Three US broadcast networks have filed a lawsuit against a Dish Network over their DVR service that allows customers to skip commercials during playback of recorded shows, the Associated Press (AP) reported on Friday.
The lawsuit was filed Thursday and revolves around two features included on the second largest American satellite TV provider’s Dish Hopper DVR. Those features are called Prime Time Anytime and Auto Hop, and as previously reported here at RedOrbit, the former allows users to automatically record all prime time shows on the ABC, CBS, Fox, and NBC networks at the same time and the latter which allows them to automatically skip ad breaks during those programs with the push of a button.
According to CNNMoneyTech‘s David Goldman, CBS claimed that AutoHop would deprive them of “a vital means of payment for their works” and that advertisers would “not pay, or will pay less, to have their advertisements placed within and around” the company’s primetime television shows, which they say generates the highest ad revenue figures for the channel.

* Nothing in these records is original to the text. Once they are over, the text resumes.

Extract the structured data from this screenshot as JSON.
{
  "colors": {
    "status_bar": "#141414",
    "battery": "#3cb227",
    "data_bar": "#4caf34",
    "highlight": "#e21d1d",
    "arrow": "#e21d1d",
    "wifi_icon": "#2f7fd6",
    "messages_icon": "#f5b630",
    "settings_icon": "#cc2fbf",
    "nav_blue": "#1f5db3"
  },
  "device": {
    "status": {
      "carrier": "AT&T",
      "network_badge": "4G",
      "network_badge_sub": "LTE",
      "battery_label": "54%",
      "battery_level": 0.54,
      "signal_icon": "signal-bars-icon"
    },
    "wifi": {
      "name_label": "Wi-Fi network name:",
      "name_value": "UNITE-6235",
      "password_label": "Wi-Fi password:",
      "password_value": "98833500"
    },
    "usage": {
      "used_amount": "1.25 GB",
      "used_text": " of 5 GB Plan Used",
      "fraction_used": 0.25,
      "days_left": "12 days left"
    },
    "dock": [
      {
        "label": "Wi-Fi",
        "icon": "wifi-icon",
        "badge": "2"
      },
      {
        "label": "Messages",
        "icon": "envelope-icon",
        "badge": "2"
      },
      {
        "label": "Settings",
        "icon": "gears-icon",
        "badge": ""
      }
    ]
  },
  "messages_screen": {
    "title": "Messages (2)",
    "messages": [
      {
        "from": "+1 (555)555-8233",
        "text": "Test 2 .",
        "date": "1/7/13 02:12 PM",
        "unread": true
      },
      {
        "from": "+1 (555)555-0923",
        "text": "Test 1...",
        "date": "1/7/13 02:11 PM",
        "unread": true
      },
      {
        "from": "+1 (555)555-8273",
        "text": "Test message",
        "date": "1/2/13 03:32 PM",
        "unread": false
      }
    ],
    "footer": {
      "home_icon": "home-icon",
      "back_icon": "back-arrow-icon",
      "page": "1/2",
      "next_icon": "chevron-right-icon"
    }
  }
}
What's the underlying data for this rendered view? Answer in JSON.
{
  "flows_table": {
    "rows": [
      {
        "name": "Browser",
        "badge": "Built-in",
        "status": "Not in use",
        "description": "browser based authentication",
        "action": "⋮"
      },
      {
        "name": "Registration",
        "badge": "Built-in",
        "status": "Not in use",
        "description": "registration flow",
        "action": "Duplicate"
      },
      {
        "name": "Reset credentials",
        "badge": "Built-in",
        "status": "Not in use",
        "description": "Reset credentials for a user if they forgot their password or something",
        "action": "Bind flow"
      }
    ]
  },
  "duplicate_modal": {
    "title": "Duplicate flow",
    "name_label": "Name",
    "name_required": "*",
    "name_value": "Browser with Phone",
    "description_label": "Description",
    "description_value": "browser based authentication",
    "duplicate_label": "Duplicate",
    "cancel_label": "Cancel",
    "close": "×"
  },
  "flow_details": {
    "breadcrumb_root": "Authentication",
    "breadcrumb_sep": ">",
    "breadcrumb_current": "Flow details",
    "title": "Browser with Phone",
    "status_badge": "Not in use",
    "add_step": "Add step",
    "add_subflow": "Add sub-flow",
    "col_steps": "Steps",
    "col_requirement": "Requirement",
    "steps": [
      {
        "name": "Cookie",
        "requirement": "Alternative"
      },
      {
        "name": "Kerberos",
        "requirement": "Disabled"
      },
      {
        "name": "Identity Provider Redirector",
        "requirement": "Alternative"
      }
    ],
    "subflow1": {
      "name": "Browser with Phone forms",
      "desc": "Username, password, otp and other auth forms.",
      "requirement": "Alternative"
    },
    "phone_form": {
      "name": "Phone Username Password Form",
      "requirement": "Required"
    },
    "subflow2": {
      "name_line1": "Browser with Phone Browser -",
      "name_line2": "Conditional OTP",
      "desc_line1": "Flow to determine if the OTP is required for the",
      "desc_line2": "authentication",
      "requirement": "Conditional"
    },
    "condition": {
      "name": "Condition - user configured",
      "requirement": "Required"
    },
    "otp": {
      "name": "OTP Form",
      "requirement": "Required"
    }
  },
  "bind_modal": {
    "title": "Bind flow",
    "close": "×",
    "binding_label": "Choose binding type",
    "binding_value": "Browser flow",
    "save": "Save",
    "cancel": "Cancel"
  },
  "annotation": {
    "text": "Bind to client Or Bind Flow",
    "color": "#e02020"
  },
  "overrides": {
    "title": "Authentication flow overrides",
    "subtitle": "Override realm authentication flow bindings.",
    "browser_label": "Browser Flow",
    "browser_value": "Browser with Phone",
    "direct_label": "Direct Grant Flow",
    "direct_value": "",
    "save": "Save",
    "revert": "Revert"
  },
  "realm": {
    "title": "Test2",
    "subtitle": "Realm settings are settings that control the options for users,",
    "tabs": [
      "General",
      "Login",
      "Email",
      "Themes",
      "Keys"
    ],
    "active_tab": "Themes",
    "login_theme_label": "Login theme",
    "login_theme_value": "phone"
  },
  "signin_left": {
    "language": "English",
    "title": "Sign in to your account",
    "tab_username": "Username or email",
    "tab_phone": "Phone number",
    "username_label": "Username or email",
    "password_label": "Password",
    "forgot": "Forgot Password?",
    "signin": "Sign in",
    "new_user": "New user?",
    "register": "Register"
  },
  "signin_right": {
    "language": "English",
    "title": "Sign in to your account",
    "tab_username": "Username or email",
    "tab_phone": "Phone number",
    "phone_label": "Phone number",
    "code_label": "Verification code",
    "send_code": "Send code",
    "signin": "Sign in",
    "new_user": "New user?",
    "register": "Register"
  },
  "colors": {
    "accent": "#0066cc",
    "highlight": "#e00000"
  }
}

Likewise, NBC called it an “unlawful service,” while Fox accused Dish Network of taking advantage of its right to retransmit their programming in order to “advertise to the world that ‘Dish created commercial-free TV.’”
The lawsuit was filed Thursday in a Los Angeles federal court, AP’s Ryan Nakashima said.
Dish Network responded with a lawsuit of their own, filed in New York, seeking a ruling that establishes that the Auto Hop service “does not infringe any copyrights that could be claimed by the major networks, and that Dish, while providing the Auto Hop feature, remains in compliance with its agreements with the networks,” the company said in a press release, according to Brian Stelter of the New York Times.
They included ABC in their lawsuit, but the Disney-owned network has not yet filed any legal action against Dish Network and did not respond to Stelter’s request for comment on the matter.
“Dish simply does not have the authority to tamper with the ads from broadcast replays on a wholesale basis for its own economic and commercial advantage,” NBCUniversal said in a statement, according to the AP.
“This service takes existing network content and modifies it in a manner that is unauthorized and illegal. We believe this is a clear violation of copyright law and we intend to stop it,” CBS added.
“Viewers have been skipping commercials since the advent of the remote control,” countered David Shull, Dish’s senior vice president of programming. “We are giving them a feature they want and that gives them more control.”
“Mr. Shull said that Dish had invited the networks to talk in detail about Auto Hop after it was announced in early May. But ‘in the background we heard rumors of lawsuits, so we felt we had to act here,’ he said,” according to Stelter.